Copy the entries exactly, leaving out nothing.
..........
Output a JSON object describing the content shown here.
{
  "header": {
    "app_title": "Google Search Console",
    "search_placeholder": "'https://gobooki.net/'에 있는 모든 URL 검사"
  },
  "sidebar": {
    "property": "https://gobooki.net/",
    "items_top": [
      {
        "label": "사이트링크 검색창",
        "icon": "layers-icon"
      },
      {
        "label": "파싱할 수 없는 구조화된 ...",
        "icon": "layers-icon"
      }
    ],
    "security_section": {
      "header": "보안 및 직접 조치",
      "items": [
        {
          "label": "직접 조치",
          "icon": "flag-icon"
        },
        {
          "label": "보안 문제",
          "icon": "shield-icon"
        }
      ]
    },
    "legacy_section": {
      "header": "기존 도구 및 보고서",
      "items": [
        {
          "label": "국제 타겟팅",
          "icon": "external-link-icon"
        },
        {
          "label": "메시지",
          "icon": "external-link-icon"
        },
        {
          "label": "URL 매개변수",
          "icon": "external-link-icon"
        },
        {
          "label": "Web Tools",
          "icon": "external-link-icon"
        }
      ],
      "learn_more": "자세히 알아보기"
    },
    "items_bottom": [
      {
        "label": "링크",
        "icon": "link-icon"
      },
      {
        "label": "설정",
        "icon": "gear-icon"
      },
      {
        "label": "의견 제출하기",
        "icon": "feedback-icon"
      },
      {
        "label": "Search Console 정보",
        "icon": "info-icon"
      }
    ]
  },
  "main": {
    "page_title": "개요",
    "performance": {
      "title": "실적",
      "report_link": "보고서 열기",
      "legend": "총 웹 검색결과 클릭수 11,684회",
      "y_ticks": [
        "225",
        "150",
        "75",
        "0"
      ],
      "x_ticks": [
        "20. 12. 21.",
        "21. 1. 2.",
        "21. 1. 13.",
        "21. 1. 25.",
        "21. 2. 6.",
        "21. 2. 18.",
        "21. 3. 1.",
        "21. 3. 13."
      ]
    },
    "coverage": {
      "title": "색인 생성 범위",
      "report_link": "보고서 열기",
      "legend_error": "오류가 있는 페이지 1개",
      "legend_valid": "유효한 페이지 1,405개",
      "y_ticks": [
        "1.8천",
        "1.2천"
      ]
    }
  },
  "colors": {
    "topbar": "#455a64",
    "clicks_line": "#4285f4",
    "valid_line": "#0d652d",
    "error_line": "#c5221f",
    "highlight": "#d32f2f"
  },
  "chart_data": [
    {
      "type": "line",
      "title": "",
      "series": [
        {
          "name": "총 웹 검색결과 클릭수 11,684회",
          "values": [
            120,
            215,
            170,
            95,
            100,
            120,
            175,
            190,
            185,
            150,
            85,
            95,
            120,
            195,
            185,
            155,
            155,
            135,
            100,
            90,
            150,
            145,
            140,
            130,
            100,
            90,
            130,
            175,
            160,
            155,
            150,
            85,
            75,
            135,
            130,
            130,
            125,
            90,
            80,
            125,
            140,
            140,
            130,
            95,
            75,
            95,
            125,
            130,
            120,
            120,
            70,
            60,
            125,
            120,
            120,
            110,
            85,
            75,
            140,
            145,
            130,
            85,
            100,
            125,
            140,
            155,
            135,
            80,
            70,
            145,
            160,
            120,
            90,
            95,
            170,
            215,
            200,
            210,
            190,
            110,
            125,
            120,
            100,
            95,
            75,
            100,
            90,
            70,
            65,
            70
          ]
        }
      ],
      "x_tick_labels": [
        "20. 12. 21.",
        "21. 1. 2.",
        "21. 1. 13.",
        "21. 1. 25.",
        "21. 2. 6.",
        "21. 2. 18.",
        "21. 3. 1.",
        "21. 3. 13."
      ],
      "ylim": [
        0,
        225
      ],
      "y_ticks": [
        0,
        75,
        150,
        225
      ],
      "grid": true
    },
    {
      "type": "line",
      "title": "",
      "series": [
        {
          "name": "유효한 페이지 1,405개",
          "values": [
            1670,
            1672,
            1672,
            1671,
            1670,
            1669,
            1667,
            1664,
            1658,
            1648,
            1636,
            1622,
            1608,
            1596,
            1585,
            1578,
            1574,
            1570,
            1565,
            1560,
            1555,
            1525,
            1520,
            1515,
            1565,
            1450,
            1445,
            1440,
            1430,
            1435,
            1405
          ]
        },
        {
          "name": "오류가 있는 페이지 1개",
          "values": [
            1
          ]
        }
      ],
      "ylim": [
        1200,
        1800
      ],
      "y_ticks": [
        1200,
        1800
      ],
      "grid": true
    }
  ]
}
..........
OUTPUT OF THE TASK:
Output a JSON object describing the content shown here.
{
  "header": {
    "app_title": "Google Search Console",
    "search_placeholder": "'https://gobooki.net/'에 있는 모든 URL 검사"
  },
  "sidebar": {
    "property": "https://gobooki.net/",
    "items_top": [
      {
        "label": "사이트링크 검색창",
        "icon": "layers-icon"
      },
      {
        "label": "파싱할 수 없는 구조화된 ...",
        "icon": "layers-icon"
      }
    ],
    "security_section": {
      "header": "보안 및 직접 조치",
      "items": [
        {
          "label": "직접 조치",
          "icon": "flag-icon"
        },
        {
          "label": "보안 문제",
          "icon": "shield-icon"
        }
      ]
    },
    "legacy_section": {
      "header": "기존 도구 및 보고서",
      "items": [
        {
          "label": "국제 타겟팅",
          "icon": "external-link-icon"
        },
        {
          "label": "메시지",
          "icon": "external-link-icon"
        },
        {
          "label": "URL 매개변수",
          "icon": "external-link-icon"
        },
        {
          "label": "Web Tools",
          "icon": "external-link-icon"
        }
      ],
      "learn_more": "자세히 알아보기"
    },
    "items_bottom": [
      {
        "label": "링크",
        "icon": "link-icon"
      },
      {
        "label": "설정",
        "icon": "gear-icon"
      },
      {
        "label": "의견 제출하기",
        "icon": "feedback-icon"
      },
      {
        "label": "Search Console 정보",
        "icon": "info-icon"
      }
    ]
  },
  "main": {
    "page_title": "개요",
    "performance": {
      "title": "실적",
      "report_link": "보고서 열기",
      "legend": "총 웹 검색결과 클릭수 11,684회",
      "y_ticks": [
        "225",
        "150",
        "75",
        "0"
      ],
      "x_ticks": [
        "20. 12. 21.",
        "21. 1. 2.",
        "21. 1. 13.",
        "21. 1. 25.",
        "21. 2. 6.",
        "21. 2. 18.",
        "21. 3. 1.",
        "21. 3. 13."
      ]
    },
    "coverage": {
      "title": "색인 생성 범위",
      "report_link": "보고서 열기",
      "legend_error": "오류가 있는 페이지 1개",
      "legend_valid": "유효한 페이지 1,405개",
      "y_ticks": [
        "1.8천",
        "1.2천"
      ]
    }
  },
  "colors": {
    "topbar": "#455a64",
    "clicks_line": "#4285f4",
    "valid_line": "#0d652d",
    "error_line": "#c5221f",
    "highlight": "#d32f2f"
  },
  "chart_data": [
    {
      "type": "line",
      "title": "",
      "series": [
        {
          "name": "총 웹 검색결과 클릭수 11,684회",
          "values": [
            120,
            215,
            170,
            95,
            100,
            120,
            175,
            190,
            185,
            150,
            85,
            95,
            120,
            195,
            185,
            155,
            155,
            135,
            100,
            90,
            150,
            145,
            140,
            130,
            100,
            90,
            130,
            175,
            160,
            155,
            150,
            85,
            75,
            135,
            130,
            130,
            125,
            90,
            80,
            125,
            140,
            140,
            130,
            95,
            75,
            95,
            125,
            130,
            120,
            120,
            70,
            60,
            125,
            120,
            120,
            110,
            85,
            75,
            140,
            145,
            130,
            85,
            100,
            125,
            140,
            155,
            135,
            80,
            70,
            145,
            160,
            120,
            90,
            95,
            170,
            215,
            200,
            210,
            190,
            110,
            125,
            120,
            100,
            95,
            75,
            100,
            90,
            70,
            65,
            70
          ]
        }
      ],
      "x_tick_labels": [
        "20. 12. 21.",
        "21. 1. 2.",
        "21. 1. 13.",
        "21. 1. 25.",
        "21. 2. 6.",
        "21. 2. 18.",
        "21. 3. 1.",
        "21. 3. 13."
      ],
      "ylim": [
        0,
        225
      ],
      "y_ticks": [
        0,
        75,
        150,
        225
      ],
      "grid": true
    },
    {
      "type": "line",
      "title": "",
      "series": [
        {
          "name": "유효한 페이지 1,405개",
          "values": [
            1670,
            1672,
            1672,
            1671,
            1670,
            1669,
            1667,
            1664,
            1658,
            1648,
            1636,
            1622,
            1608,
            1596,
            1585,
            1578,
            1574,
            1570,
            1565,
            1560,
            1555,
            1525,
            1520,
            1515,
            1565,
            1450,
            1445,
            1440,
            1430,
            1435,
            1405
          ]
        },
        {
          "name": "오류가 있는 페이지 1개",
          "values": [
            1
          ]
        }
      ],
      "ylim": [
        1200,
        1800
      ],
      "y_ticks": [
        1200,
        1800
      ],
      "grid": true
    }
  ]
}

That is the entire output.